Wednesday, 16 May 2018

Kickstarters

How do you feel about Kickstarters, I don't like them. Once again I will probably find myself in a minority, I am not a patient man when it comes to my wargaming and I have fallen foul of this trait a few times. Look at the fifty odd aircraft, all repainted, I have sitting around for Wings of Glory (aka Wings of War) or the numerous star-ships for X-Wing when you can only 'field' at most half a dozen in a dogfight. Not to mention, which is daft because I will, the complete cowboy town of Carefree when a small street was enough. I want my stuff now, not drip fed over several years.

It seems you cannot escape them nowadays, I was under the mistaken impression that the excellent Galloping Major FIW range was complete, but I was wrong, on asking where I could find the French regulars I was told they would be out shortly, as a Kickstarter, as will other additions to the range. I may therefore have to look elsewhere for these figures mean time but will use them when I get around to the SYW project. The Jacobite range which set me on the path to 18C warfare from Flags of War will not be out until October (if on time), and then further Kickstarters will kick in for the rest of the range, which will be very comprehensive, so a very long wait to get everything you want.

A friend pointed me towards a project involving hard plastic figures for the SYW, they want £40,000, I have no idea what it costs to produce a range of figures so have no idea whether that is realistic or not. Like many or all(?)  Kickstarters if the money is not produced neither is the product.

I also wonder at the effect it has on suppliers who do bring out a range of figures for a given period and then find themselves losing out as people buy the bulk from a Kickstarter and the additional odds and ends which are not required in large numbers, but give character and life to an army from a traditional manufacturer, who of course loses out on bulk sales.

Am I wrong but is the thinking, I want to produce something but don't want to take any risk, so I will get the money from other people, if it works then good news for everyone, if not then nothing lost, apart from the people who put money where there mouths are to get something they wanted.

Anyway, I joined two Kickstarters and neither is on time, one may well run over by a year or more.
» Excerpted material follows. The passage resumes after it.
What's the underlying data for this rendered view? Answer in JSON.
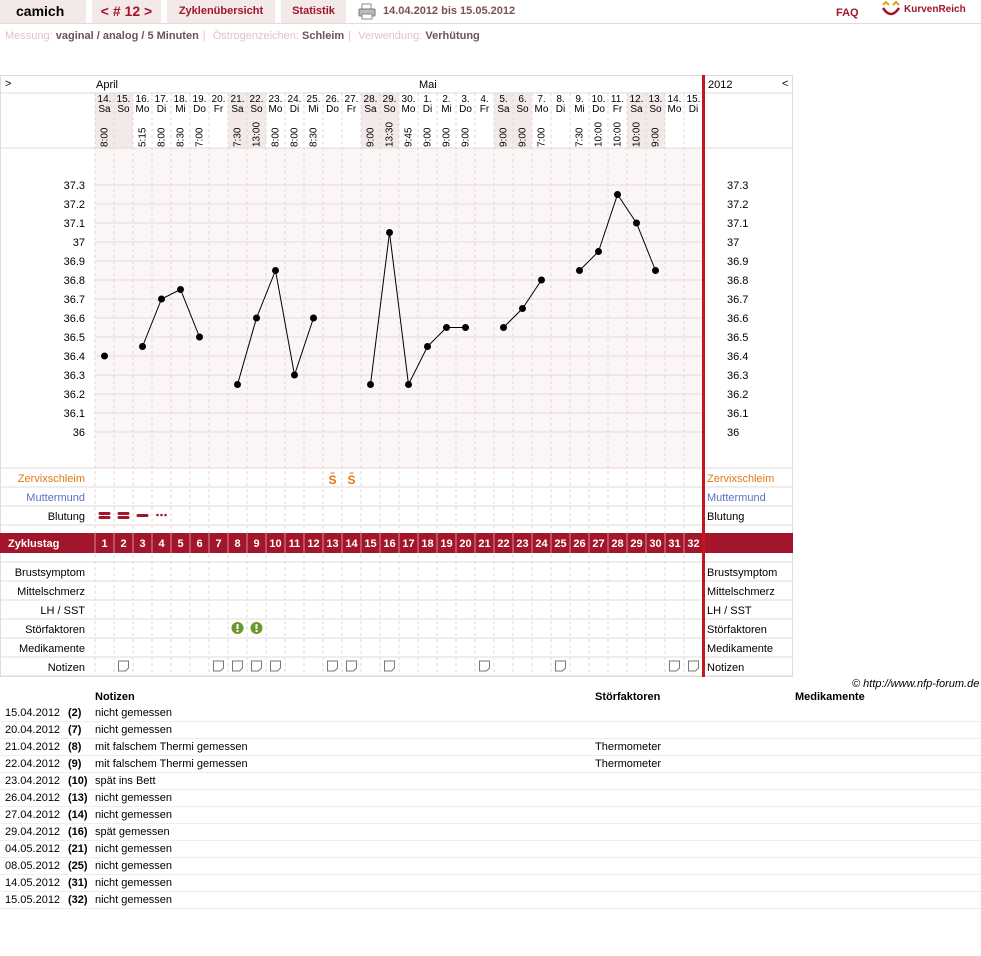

This is a personal view and no punters egos were harmed in the writing (I hope), all the ideas are copyright to me, were sourced organically and ethically, are allergen free, non-gender specific, blah, blah, blah..............

8 comments:

  1. Kickstarter is big in the boardgaming world but I have always steered clear. I am "of the moment" and the chances are slim that something I desperately want today I will still want in a year or so.

    ReplyDelete
    Replies
    1. Kickstarter or Crowdfunding are everywhere at the moment.

      Delete
  2. I've bought a few games via Kickstarters and all have (kind of) gone well. These have mostly been boardgames but a few have been figures. I've heard the horror stories of companies disappearing with the money etc but everything has been delivered and I've picked up some excellent extras as part of the deals.

    The big issue is always around the completion date. Most of the Kickstarters I've done have been at least 6 months overdue or even longer (a year is my record I think). In fact,apart from the recent Forager Kickstarter by Stand To Games which was bang on time, they've all overrun spectacularly.

    For me, this isn't particularly an issue...I assume a 6 month overrun at a minimum before I commit, but if you're impatient George then I wouldn't recommend it!

    ReplyDelete
    Replies
    1. I think I still have a small store of patience for a rainy day but the rest has gone, especially when it comes to wargaming Alistair.

      Delete
  3. I’m a cynic when it comes to the concept of kickstarters. If you don’t believe in your product and don’t have the courage or means to bring it to the market then it can’t be up to much in my opinion. I will stick to what is there from the established firms.

    ReplyDelete
  4. "Am I wrong but is the thinking, I want to produce something but don't want to take any risk, so I will get the money from other people, if it works then good news for everyone, if not then nothing lost, apart from the people who put money where there mouths are to get something they wanted."

    Essentially yes. It's a way of manufacturers getting a commitment from buyers before taking a punt on producing something. Like you say, set up costs for things like the moulds you need for a plastic range can be pretty eye-watering. A small outfit simply wouldn't be able to take that risk without some guarantee that the demand is there.

    Bottom line is that it's a business model that's encouraged a huge amount of creativity and new products, especially from smaller companies and one-man bands.

    The problem is that while it reduces the risk for manufacturers, it increases it for customers. When you make a normal transaction with a supplier you're protected by law. When you back a KS, you haven't got a leg to stand on. The company behind the KS can change the terms, change the product, or just not deliver on some or all of it and there's bugger all you can do.

    ReplyDelete
    Replies
    1. Take your points Andy but still not convinced.

      Delete